The task: Repeat each entry word for word.

━━━━━ Source data ━━━━━

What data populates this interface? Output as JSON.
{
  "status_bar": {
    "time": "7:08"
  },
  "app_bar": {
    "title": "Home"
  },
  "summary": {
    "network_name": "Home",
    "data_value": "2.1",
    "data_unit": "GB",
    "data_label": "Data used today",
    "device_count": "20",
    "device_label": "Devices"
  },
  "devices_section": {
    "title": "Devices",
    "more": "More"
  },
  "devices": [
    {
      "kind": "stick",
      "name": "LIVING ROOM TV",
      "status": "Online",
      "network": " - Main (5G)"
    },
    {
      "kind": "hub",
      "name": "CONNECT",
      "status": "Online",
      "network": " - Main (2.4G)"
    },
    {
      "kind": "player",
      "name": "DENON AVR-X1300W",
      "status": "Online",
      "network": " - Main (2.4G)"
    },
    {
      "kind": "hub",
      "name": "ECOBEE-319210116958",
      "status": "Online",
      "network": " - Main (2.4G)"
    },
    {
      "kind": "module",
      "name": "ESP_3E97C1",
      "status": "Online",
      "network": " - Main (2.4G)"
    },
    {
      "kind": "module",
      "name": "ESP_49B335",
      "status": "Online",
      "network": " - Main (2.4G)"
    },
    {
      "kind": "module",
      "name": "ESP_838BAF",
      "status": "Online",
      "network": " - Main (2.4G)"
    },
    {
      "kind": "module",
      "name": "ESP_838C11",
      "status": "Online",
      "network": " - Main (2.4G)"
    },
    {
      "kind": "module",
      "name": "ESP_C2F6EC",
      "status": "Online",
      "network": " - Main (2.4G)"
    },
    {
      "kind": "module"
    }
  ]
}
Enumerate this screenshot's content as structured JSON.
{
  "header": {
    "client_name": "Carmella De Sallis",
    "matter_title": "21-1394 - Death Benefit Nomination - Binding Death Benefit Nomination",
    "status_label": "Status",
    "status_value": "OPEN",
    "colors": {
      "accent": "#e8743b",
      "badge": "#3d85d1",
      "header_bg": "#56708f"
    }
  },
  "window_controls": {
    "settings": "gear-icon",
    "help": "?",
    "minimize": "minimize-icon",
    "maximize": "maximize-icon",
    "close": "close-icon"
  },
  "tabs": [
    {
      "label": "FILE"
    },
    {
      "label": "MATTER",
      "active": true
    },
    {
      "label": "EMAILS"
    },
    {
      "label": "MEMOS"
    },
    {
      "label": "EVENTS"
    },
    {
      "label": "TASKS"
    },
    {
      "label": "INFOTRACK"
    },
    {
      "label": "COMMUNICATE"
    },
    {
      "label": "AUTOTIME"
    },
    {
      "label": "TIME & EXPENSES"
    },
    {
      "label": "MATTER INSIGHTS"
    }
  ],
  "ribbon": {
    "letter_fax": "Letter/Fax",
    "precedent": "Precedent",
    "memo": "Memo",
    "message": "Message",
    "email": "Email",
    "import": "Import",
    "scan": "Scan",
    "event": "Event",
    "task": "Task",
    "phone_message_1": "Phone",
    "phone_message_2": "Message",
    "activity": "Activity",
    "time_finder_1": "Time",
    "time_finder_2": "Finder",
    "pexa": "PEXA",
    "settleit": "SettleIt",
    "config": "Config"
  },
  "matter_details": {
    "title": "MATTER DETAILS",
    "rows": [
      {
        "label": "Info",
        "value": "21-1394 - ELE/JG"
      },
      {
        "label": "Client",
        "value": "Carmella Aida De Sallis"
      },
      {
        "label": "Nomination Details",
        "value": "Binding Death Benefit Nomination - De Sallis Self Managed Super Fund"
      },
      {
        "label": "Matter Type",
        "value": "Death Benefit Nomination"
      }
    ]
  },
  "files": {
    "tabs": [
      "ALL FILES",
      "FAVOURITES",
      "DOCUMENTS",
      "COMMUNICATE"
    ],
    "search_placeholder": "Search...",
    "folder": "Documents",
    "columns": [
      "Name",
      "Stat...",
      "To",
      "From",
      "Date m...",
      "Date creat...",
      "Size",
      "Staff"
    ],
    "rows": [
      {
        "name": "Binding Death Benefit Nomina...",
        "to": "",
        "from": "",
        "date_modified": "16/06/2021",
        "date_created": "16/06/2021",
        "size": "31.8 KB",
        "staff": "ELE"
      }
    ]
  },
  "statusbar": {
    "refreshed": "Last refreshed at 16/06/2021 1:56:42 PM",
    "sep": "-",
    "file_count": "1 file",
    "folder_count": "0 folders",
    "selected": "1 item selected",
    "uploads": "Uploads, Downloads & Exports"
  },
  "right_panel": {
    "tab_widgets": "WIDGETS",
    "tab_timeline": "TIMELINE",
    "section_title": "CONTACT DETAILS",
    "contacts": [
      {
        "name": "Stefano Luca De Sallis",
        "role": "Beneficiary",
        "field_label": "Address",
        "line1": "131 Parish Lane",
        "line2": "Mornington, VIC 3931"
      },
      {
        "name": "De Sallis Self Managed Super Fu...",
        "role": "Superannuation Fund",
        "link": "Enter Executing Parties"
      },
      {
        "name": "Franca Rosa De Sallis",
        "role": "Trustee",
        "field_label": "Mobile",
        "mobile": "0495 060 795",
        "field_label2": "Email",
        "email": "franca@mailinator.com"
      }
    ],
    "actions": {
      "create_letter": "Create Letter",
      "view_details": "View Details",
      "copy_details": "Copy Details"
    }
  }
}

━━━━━

Expected answer:
What data populates this interface? Output as JSON.
{
  "status_bar": {
    "time": "7:08"
  },
  "app_bar": {
    "title": "Home"
  },
  "summary": {
    "network_name": "Home",
    "data_value": "2.1",
    "data_unit": "GB",
    "data_label": "Data used today",
    "device_count": "20",
    "device_label": "Devices"
  },
  "devices_section": {
    "title": "Devices",
    "more": "More"
  },
  "devices": [
    {
      "kind": "stick",
      "name": "LIVING ROOM TV",
      "status": "Online",
      "network": " - Main (5G)"
    },
    {
      "kind": "hub",
      "name": "CONNECT",
      "status": "Online",
      "network": " - Main (2.4G)"
    },
    {
      "kind": "player",
      "name": "DENON AVR-X1300W",
      "status": "Online",
      "network": " - Main (2.4G)"
    },
    {
      "kind": "hub",
      "name": "ECOBEE-319210116958",
      "status": "Online",
      "network": " - Main (2.4G)"
    },
    {
      "kind": "module",
      "name": "ESP_3E97C1",
      "status": "Online",
      "network": " - Main (2.4G)"
    },
    {
      "kind": "module",
      "name": "ESP_49B335",
      "status": "Online",
      "network": " - Main (2.4G)"
    },
    {
      "kind": "module",
      "name": "ESP_838BAF",
      "status": "Online",
      "network": " - Main (2.4G)"
    },
    {
      "kind": "module",
      "name": "ESP_838C11",
      "status": "Online",
      "network": " - Main (2.4G)"
    },
    {
      "kind": "module",
      "name": "ESP_C2F6EC",
      "status": "Online",
      "network": " - Main (2.4G)"
    },
    {
      "kind": "module"
    }
  ]
}
Enumerate this screenshot's content as structured JSON.
{
  "header": {
    "client_name": "Carmella De Sallis",
    "matter_title": "21-1394 - Death Benefit Nomination - Binding Death Benefit Nomination",
    "status_label": "Status",
    "status_value": "OPEN",
    "colors": {
      "accent": "#e8743b",
      "badge": "#3d85d1",
      "header_bg": "#56708f"
    }
  },
  "window_controls": {
    "settings": "gear-icon",
    "help": "?",
    "minimize": "minimize-icon",
    "maximize": "maximize-icon",
    "close": "close-icon"
  },
  "tabs": [
    {
      "label": "FILE"
    },
    {
      "label": "MATTER",
      "active": true
    },
    {
      "label": "EMAILS"
    },
    {
      "label": "MEMOS"
    },
    {
      "label": "EVENTS"
    },
    {
      "label": "TASKS"
    },
    {
      "label": "INFOTRACK"
    },
    {
      "label": "COMMUNICATE"
    },
    {
      "label": "AUTOTIME"
    },
    {
      "label": "TIME & EXPENSES"
    },
    {
      "label": "MATTER INSIGHTS"
    }
  ],
  "ribbon": {
    "letter_fax": "Letter/Fax",
    "precedent": "Precedent",
    "memo": "Memo",
    "message": "Message",
    "email": "Email",
    "import": "Import",
    "scan": "Scan",
    "event": "Event",
    "task": "Task",
    "phone_message_1": "Phone",
    "phone_message_2": "Message",
    "activity": "Activity",
    "time_finder_1": "Time",
    "time_finder_2": "Finder",
    "pexa": "PEXA",
    "settleit": "SettleIt",
    "config": "Config"
  },
  "matter_details": {
    "title": "MATTER DETAILS",
    "rows": [
      {
        "label": "Info",
        "value": "21-1394 - ELE/JG"
      },
      {
        "label": "Client",
        "value": "Carmella Aida De Sallis"
      },
      {
        "label": "Nomination Details",
        "value": "Binding Death Benefit Nomination - De Sallis Self Managed Super Fund"
      },
      {
        "label": "Matter Type",
        "value": "Death Benefit Nomination"
      }
    ]
  },
  "files": {
    "tabs": [
      "ALL FILES",
      "FAVOURITES",
      "DOCUMENTS",
      "COMMUNICATE"
    ],
    "search_placeholder": "Search...",
    "folder": "Documents",
    "columns": [
      "Name",
      "Stat...",
      "To",
      "From",
      "Date m...",
      "Date creat...",
      "Size",
      "Staff"
    ],
    "rows": [
      {
        "name": "Binding Death Benefit Nomina...",
        "to": "",
        "from": "",
        "date_modified": "16/06/2021",
        "date_created": "16/06/2021",
        "size": "31.8 KB",
        "staff": "ELE"
      }
    ]
  },
  "statusbar": {
    "refreshed": "Last refreshed at 16/06/2021 1:56:42 PM",
    "sep": "-",
    "file_count": "1 file",
    "folder_count": "0 folders",
    "selected": "1 item selected",
    "uploads": "Uploads, Downloads & Exports"
  },
  "right_panel": {
    "tab_widgets": "WIDGETS",
    "tab_timeline": "TIMELINE",
    "section_title": "CONTACT DETAILS",
    "contacts": [
      {
        "name": "Stefano Luca De Sallis",
        "role": "Beneficiary",
        "field_label": "Address",
        "line1": "131 Parish Lane",
        "line2": "Mornington, VIC 3931"
      },
      {
        "name": "De Sallis Self Managed Super Fu...",
        "role": "Superannuation Fund",
        "link": "Enter Executing Parties"
      },
      {
        "name": "Franca Rosa De Sallis",
        "role": "Trustee",
        "field_label": "Mobile",
        "mobile": "0495 060 795",
        "field_label2": "Email",
        "email": "franca@mailinator.com"
      }
    ],
    "actions": {
      "create_letter": "Create Letter",
      "view_details": "View Details",
      "copy_details": "Copy Details"
    }
  }
}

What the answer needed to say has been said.